La Candelaria se celebra 40 días después del nacimiento de Jesucristo, y es recordado por los Católicos como la “Fiesta de la Purificación” o como la “Presentación de Cristo en el Templo”. En México celebramos este día asistiendo a misa y después reuniéndonos con la familia y amigos.

Los Tamales son un platillo precolombino tradicional en México. Hay 200 tipos de tamales. Anteriormente eran cocinados con pimiento, tomates y semillas, mezclados con carne de res, pavo, faisán y codornices. Al día de hoy algunos son endulzados con saborizantes y algunos condimentados con mole. Algunos solos y otros rellenos con carne o vegetales.

En esencia, los tamales consisten de masa de maíz envuelta y posteriormente hervida al vapor. Algunos se hacen envueltos en hojas de maíz y otros en hojas de plátano. Mis favoritos son los tamales de huitlacoche (hongo del maíz), los de pollo en salsa verde, y los tamales con papa.

Los tamales requieren de horas de preparación. Mi familia se reúne en “tamaladas” y todos contribuyen en el proceso de cocinarlos. Todo ese trabajo en equipo explica por que los tamales son sinónimo de familia, amor y fiesta.
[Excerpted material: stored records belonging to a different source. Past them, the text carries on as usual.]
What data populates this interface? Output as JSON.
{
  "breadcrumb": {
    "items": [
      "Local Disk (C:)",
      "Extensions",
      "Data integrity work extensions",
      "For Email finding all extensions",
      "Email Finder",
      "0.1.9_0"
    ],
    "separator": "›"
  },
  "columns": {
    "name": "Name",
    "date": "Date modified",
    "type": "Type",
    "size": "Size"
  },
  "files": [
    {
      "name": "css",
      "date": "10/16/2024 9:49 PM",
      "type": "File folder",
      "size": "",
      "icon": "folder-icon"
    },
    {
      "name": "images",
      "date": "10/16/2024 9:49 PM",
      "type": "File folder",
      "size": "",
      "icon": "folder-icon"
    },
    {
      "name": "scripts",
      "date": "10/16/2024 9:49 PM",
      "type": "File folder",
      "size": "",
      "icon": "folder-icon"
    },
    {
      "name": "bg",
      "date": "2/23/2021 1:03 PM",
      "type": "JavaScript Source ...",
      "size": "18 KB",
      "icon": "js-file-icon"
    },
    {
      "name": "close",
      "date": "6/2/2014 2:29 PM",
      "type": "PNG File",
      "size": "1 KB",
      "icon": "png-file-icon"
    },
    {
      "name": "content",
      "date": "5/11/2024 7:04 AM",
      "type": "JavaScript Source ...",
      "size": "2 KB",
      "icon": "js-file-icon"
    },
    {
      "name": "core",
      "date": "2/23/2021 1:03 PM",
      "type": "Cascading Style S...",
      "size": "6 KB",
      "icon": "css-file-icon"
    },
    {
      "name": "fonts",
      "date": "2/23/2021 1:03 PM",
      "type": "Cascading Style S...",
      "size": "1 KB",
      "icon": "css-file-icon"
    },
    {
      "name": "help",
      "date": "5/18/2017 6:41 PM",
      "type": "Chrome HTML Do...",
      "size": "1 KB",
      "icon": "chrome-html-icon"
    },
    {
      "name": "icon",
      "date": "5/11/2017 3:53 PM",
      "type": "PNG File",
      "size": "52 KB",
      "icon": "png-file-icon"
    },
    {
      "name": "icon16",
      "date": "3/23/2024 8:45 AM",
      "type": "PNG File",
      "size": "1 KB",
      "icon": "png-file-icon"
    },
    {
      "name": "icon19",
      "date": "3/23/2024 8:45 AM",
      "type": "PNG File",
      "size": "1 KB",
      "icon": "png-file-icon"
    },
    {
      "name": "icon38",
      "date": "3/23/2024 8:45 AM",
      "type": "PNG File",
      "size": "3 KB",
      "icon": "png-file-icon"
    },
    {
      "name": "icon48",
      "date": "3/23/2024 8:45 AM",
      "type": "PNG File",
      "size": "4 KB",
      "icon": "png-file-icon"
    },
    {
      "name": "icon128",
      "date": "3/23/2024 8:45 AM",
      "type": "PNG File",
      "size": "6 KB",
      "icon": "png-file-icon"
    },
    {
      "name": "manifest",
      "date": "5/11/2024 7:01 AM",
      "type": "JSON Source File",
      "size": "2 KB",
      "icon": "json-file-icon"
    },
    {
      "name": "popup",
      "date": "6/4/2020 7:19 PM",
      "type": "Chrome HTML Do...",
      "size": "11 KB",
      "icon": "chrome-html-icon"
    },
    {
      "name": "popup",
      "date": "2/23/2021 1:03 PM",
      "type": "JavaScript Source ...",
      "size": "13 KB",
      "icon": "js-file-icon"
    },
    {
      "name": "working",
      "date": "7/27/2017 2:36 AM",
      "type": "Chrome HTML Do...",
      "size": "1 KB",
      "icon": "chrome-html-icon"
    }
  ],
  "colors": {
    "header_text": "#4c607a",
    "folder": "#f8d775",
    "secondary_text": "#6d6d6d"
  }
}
Les deseo un maravilloso día de La Candelaria. Que disfruten sus tamales, y no olviden decirnos cuáles son sus favoritos!


Changing Tides: The Shark Fin Controversy

American author, Aldo Leopold once wrote, “conservation is a state of harmony between men and land.”  Recently it has become clear that this quote also applies to the sea and its occupants.

Over the past couple of weeks, our local Singapore news has focused on the controversy of serving and selling shark fins.

Historically, Chinese have considered shark fin one of the eight treasured foods from the sea.  Fins were seen as a noble and precious commodity—fit for the tables of the emperors.  Because of the association with luxury and wealth, shark fins are traditionally served only at important events.

However, the shark population has suffered a rapid decline.  With more than 73 million sharks killed each year (mostly for their fins) many of the species are facing extinction.

As a result, many shops and restaurants have announced their ceasing to sell sharks fin as part of efforts towards environmental sustainability.  Capella Singapore is also offering alternative to the Shark Fin Soup.  Among the options are Braised Bird’s Nest, Braised Superior Dried Seafood Broth and Double-boiled Abalone Soup.  In addition to offering these alternatives, we are also offering incentives for those who select these options.

I hope that our contribution will help to maintain the very fragile balance of life in our seas.  Tradition is nothing if we can’t find a way to live in harmony!


Photo Credit: ©Conservation International/photo by Emilie Verdon